Kodomo no Hi, Japan's Children's Day, is celebrated on May 5th with flying carp streamers symbolizing family success. Formerly known as Boy's Day.



Kodomo no Hi, or Children's Day, is a national holiday in Japan celebrated every year on May 5th. Its origins can be traced back to the ancient Chinese holiday of Double Fifth, which was observed on the fifth day of the fifth month.

In Japan, the holiday was originally known as Tango no Sekku, or Boy's Day. It formed a pair with Hinamatsuri, or Girl's Day, which is celebrated on the third day of the third month.

However, in 1948, the holiday was officially renamed Children's Day, to reflect a more inclusive celebration of both boys and girls.

One of the most iconic symbols of Children's Day in Japan is the flying carp streamers, or koinobori. These are hoisted up on flagpoles and flown in the breeze. The custom of flying the koinobori owes its origins to an ancient Chinese legend about a carp that transforms into a dragon after swimming up a waterfall.

Colors Streaming the Hope of Each Family

As a symbol of each family's hope, the flags express the wish that their children will exhibit the same determination, vigor, and success as the carp in the legend. Each carp in the koinobori string represents a member of the family. Of course, the largest fish in the strand symbolizes the father. And the colors of the other fish correspond to the mother and the children in the family.

The result is countless, adorable lines of fish families strung up across the country. Moreover, all of these add to the festive atmosphere of Children's Day.

Interestingly, Children's Day used to be exclusively a celebration of boys. But it gradually evolved into a more inclusive holiday that also honors girls. Nowadays it is seen as a time to celebrate the happiness and well-being of all children, as well as their growth and development.

Flavored in Traditions

In addition to flying the koinobori, families may also display samurai dolls, miniature armor, and other traditional decorations. In addition, many families traditionally prepare special dishes such as mochi rice cakes wrapped in oak leaves.

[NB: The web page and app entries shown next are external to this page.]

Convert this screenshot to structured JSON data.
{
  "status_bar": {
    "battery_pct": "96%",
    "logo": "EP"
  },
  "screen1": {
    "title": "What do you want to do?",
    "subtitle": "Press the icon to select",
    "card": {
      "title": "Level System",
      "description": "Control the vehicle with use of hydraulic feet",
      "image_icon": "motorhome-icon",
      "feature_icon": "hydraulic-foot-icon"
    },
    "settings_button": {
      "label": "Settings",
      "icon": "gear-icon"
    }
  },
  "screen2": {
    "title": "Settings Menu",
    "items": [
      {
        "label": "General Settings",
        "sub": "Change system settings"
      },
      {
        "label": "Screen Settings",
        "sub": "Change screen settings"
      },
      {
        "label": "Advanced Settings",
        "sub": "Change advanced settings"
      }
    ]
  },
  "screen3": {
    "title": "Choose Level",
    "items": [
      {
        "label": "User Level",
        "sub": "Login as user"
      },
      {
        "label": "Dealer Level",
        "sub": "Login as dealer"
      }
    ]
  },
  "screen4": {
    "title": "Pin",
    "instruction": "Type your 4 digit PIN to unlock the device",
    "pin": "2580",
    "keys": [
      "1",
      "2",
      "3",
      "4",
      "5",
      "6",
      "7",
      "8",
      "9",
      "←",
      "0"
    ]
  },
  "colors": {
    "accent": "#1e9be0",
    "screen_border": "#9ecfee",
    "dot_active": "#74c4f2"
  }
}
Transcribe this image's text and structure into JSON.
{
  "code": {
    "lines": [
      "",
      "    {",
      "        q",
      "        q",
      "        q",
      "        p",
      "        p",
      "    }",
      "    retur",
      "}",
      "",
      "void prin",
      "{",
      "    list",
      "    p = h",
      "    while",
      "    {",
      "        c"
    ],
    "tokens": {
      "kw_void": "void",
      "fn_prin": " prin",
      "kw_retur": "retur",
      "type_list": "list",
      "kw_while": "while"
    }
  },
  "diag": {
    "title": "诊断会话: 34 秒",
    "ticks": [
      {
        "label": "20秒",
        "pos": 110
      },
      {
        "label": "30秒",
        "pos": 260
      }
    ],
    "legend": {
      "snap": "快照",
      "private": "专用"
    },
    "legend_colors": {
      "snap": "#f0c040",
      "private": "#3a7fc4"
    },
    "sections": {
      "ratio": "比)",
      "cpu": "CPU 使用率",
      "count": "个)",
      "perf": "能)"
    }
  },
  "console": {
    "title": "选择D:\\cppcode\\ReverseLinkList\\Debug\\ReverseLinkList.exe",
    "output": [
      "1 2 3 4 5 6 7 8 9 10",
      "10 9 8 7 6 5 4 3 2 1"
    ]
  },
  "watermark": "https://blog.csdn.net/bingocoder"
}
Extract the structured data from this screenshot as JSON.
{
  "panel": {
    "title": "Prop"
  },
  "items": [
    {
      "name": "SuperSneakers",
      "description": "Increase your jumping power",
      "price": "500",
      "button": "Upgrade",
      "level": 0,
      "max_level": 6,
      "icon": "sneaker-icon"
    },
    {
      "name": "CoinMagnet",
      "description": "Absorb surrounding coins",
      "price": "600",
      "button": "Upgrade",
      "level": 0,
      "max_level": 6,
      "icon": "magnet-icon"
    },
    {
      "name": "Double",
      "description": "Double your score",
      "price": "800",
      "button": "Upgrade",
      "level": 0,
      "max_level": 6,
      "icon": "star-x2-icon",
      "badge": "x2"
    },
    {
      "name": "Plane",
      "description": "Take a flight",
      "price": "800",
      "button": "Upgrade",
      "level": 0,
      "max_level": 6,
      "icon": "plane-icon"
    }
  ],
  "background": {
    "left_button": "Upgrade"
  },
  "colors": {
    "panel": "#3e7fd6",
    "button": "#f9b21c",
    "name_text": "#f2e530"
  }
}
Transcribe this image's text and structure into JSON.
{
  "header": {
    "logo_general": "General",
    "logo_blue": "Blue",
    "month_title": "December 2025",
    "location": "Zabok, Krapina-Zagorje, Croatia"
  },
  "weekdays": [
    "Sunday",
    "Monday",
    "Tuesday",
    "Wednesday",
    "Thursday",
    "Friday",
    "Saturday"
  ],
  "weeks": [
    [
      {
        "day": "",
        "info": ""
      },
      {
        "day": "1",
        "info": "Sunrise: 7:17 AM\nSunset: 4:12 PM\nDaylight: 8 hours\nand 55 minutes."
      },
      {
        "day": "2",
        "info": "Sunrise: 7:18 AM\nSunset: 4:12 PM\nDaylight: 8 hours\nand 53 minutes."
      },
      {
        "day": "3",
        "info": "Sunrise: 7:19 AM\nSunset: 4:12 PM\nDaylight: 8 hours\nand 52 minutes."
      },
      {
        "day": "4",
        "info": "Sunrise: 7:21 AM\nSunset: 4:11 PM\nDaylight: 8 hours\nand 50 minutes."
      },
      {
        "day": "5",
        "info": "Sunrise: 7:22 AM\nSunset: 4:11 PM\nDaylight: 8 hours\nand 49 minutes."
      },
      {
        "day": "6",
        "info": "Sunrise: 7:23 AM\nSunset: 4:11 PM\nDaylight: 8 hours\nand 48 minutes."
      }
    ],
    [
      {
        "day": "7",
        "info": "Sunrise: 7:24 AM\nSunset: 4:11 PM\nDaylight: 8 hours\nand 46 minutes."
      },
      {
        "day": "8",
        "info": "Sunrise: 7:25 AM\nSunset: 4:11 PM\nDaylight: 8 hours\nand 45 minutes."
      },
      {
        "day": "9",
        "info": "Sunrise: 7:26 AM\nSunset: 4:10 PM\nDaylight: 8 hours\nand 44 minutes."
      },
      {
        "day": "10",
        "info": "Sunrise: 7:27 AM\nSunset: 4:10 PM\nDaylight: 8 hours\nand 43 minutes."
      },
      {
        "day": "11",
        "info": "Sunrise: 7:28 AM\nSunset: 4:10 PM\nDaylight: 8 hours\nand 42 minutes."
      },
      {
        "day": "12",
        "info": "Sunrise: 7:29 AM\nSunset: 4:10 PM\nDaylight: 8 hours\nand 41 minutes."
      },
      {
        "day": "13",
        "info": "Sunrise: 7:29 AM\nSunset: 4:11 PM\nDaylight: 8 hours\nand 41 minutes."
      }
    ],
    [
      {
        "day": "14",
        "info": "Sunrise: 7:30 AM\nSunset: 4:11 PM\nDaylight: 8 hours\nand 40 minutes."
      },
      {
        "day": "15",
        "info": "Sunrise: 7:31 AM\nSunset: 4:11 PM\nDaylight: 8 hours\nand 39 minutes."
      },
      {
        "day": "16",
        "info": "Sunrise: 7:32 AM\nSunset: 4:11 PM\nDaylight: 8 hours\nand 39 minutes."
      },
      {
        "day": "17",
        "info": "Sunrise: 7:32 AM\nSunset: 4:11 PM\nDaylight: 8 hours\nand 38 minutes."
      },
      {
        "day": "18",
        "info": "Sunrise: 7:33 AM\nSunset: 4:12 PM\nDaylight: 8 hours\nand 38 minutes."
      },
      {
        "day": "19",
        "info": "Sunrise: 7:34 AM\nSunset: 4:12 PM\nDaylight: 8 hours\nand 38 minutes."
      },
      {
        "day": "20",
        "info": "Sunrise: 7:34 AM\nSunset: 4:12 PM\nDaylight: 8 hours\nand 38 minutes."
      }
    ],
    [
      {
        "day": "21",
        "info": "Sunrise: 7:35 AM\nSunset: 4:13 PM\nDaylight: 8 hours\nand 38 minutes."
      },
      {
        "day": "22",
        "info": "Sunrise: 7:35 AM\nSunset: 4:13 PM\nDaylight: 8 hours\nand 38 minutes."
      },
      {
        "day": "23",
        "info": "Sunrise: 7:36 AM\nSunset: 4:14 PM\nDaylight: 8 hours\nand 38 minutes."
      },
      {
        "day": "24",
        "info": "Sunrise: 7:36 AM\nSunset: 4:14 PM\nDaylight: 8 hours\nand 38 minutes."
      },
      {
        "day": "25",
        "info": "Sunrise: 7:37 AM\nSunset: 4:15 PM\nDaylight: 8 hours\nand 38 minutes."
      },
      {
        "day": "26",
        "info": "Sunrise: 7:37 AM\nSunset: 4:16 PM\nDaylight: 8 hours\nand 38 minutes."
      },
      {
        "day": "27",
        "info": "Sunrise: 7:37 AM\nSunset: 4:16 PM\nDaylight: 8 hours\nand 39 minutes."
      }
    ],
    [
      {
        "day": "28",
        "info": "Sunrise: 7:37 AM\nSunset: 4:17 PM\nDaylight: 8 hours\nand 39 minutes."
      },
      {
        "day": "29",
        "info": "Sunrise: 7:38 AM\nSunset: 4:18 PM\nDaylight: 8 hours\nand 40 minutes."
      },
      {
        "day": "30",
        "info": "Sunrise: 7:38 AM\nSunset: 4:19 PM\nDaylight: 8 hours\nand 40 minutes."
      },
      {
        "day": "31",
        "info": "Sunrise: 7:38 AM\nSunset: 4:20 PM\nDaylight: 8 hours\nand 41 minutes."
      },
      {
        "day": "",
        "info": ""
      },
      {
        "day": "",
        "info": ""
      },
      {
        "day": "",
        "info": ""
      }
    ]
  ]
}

Children's Day is a vibrant and joyous occasion in Japan that further combines ancient traditions with modern celebrations of childhood. It's a time for families to come together and honor the future generations, while also reflecting on the past and the cultural heritage that has shaped Japan into the country it is today.


Author: Galileo Ferrari